Roaming around the floor of Google I/O we got our hands on one of the prototypes from ATAP, Google’s DARPA-like experimental lab. It’s called Project Jacquard, and it’s nice n’ soft. It’s a fabric that can control your phone.
A few weeks ago, an Australian startup offered to send me a T-shirt. I'm not normally on the T-shirt beat, but this one was special. The 100-percent cotton garment featured "patented hydrophobic nanotechnology" to make it super stain-resistant. "I'll be the judge of that," I thought, and a few days later the…
It's extremely peaceful to watch someone focus in and make something with their bare hands. The process is always beautiful, taking materials such as the beaver felt fabric and molding it into something usable, like a hat. It's almost like seeing art. I don't know why you have set it on fire but it sure looks cool.
The molten aluminum being poured out onto the thin black fabric is bubbling at a scorching 1500 degrees Fahrenheit. That's hot. And yet, for all the heat and fire and flame power, the magic fabric easily withstands the burning liquid metal.

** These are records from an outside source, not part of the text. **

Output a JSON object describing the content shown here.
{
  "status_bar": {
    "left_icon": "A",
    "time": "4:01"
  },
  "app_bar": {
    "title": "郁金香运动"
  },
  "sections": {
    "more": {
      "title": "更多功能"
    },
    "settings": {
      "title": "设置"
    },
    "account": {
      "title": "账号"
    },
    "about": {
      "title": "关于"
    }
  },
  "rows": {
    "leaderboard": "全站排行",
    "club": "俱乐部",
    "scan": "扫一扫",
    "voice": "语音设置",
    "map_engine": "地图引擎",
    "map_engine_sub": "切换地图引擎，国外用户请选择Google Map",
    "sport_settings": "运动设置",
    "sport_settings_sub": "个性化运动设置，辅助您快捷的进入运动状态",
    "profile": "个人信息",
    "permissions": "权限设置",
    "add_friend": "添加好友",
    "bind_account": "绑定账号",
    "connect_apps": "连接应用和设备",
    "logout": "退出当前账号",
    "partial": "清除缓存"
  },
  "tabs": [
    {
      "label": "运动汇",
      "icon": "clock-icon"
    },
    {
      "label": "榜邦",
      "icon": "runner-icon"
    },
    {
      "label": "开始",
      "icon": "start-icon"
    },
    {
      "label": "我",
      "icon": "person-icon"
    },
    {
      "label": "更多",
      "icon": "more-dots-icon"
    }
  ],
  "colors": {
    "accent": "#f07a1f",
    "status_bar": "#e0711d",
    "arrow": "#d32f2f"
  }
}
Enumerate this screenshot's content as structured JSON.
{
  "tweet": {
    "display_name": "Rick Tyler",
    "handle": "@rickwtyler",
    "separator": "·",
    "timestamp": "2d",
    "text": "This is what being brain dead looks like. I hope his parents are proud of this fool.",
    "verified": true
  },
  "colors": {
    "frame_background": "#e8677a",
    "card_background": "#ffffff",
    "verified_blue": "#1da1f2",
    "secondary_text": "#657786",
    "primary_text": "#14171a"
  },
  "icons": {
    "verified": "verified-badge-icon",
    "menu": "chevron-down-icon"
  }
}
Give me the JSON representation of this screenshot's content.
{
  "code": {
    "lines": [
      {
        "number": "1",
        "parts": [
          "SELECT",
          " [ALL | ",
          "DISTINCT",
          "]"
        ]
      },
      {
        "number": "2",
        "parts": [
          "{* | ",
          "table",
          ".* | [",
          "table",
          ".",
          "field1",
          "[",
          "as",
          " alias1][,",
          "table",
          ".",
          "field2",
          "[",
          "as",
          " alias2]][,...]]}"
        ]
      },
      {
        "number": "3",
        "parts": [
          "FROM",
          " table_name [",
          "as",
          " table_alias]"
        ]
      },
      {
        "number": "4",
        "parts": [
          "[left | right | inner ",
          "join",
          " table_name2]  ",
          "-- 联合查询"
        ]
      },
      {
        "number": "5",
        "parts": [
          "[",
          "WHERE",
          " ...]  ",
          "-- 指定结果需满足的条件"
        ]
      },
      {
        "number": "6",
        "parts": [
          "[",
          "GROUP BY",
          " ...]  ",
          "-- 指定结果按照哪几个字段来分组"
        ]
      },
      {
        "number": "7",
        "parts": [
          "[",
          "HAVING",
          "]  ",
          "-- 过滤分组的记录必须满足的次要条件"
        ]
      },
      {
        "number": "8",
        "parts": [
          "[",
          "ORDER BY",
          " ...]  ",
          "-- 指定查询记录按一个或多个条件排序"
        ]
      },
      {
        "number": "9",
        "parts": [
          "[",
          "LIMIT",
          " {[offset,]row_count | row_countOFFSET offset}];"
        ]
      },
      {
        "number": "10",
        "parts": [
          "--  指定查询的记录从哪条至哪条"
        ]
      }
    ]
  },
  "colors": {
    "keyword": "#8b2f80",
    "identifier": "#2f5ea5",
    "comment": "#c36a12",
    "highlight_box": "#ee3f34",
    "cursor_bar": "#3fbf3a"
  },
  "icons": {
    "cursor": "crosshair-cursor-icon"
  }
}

The fabric doesn't catch fire, it doesn't get burned through and there's not a…
An Austrian company has developed a new kind of triple-layer fabric that allows this jacket to keep the wearer either warm or cool depending on how they wear it—making it the perfect accessory for globe-hopping adventurers who prefer to travel light.
A team of international researchers led by Cornell fiber scientist Juan Hinestroza have successfully created transistors from cotton fibers that remain flexible enough to be woven into fabrics, leading the way for garments that could one day be more capable than your phone.
I'm not exactly artsy but I'm running wild imagining all the crazy designs I can stitch onto the NeoStich DIY iPhone 4 case. It's a canvas that lets you create custom designs by threading fabric in its cross-stitch pattern.
Long before Gore-Tex or Patagonia's H2No, people kept the rain off their backs with the most obvious of repellants: oil. It was a trick gleaned from mariners in the 1500s. Sails slicked with grease and oil better navigated nasty storms by beating back water. Between then and now, fabric impregnated with various oils…
Dryer sheets. You probably think their utility ended with soft jeans and cozy socks. Nope! Turns out there's a whole mess of other uses for 'em.
It's light. It's flexible. It withstands frigid temperatures on top of a mountain. And in the entire history of humans staying warm, nobody's been able to beat it. Here's how you build the most powerfully simple jacket in the world.
If you really wanted to make your kid's birthday special, these balloon animals that are more than twice the height of a person are a good starting place. Now you just need to find a clown with big enough lungs.
A new liquid mixture will allow people to literally spray clothes onto their body. Once the mixture hits your body, it turns into a thin layer of fabric that can be peeled off, washed, and re-worn. Unfortunately, it's also skintight.
My second biggest Star Trek fantasy? Being able to tap a badge to communicate. Silly, but not to a Finnish company who is improving on Star Trek design and my fantasies with flexible, fabric communicators toting built-in GPS to boot.
In the past, diagnosing a baby's fever involved holding the child close while creating a maternal bond. Now, you can tell from across the room! With fashion!!
Gore-Tex is about to take another step forward in its dominance of artificial wet weather skin. Now, they can fuse together outer layers with foreign inner layers, to two great results.
While there are some people who just cant get earbuds to fit, those with really large ear canals might benefit from Breppies—or what are essentially earbud socks.
The Gadget: Protective fabric-based sleeves for your iPhone 3G/original iPhone. Unlike a case, you slip your iPhone inside via the top and have to take it back out entirely to use.
A nanotech invention by a US research team offers an intriguing glimpse of the future: slip on some nanowire-embedded clothes, plug your MP3 player or cellphone into them, and as you dance or walk around, your outfit generates enough power to run the gadget. More details on how the fabric works, and some nano-imagery…